The tribocharging under high atmospheric humidity conditions is significantly less pronounced than in the case of the product according to the invention.
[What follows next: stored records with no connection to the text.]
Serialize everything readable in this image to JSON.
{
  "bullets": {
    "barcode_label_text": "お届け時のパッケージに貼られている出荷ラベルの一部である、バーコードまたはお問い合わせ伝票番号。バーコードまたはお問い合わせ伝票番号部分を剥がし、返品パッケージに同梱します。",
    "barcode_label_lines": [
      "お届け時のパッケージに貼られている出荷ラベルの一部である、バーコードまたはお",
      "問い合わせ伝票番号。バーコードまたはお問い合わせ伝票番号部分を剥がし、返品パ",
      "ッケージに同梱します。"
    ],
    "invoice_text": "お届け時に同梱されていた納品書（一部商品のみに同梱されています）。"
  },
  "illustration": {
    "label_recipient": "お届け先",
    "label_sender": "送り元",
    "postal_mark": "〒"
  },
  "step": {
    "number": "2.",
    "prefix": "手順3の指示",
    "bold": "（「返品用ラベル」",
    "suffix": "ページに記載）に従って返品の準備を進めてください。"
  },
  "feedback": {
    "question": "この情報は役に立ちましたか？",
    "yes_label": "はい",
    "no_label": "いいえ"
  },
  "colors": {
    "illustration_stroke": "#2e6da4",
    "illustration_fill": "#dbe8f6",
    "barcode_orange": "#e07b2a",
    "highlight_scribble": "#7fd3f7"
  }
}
This means that the separate addition of the pulverulent wax shows no hydrophobizing effects at all in respect of the tribocharging, even though it is employed in a much higher amount than in Preparation Example 8.

Classifications
U.S. Classification430/108.3, 430/137.1
International ClassificationC09D5/03, C09C1/40, C08K9/04, C01F7/00, C09D5/25, G03G9/097, G03G9/00
Cooperative ClassificationC01P2004/51, C01P2006/60, C01P2006/82, C09D5/034, G03G9/09708, C01P2006/40, G03G9/09716, G03G9/09783, C01F7/005, C08K9/04, C01P2004/62, C01P2002/22, C09C1/40, G03G9/09791, C01P2006/12, C01P2004/61, G03G9/0975
European ClassificationC08K9/04, C01F7/00D2H, C09D5/03F2, G03G9/097B, G03G9/097B1, C09C1/40, G03G9/097F, G03G9/097F1, G03G9/097D2
Legal Events
DateCodeEventDescription
Mar 7, 2011ASAssignment
Owner name: CLARIANT PRODUKTE (DEUTSCHLAND) GMBH, GERMANY
Effective date: 20061122
Free format text: ASSIGNMENT OF ASSIGNORS INTEREST;ASSIGNOR:MICHEL, EDUARD;REEL/FRAME:025911/0525
Sep 1, 2014FPAYFee payment
Year of fee payment: 4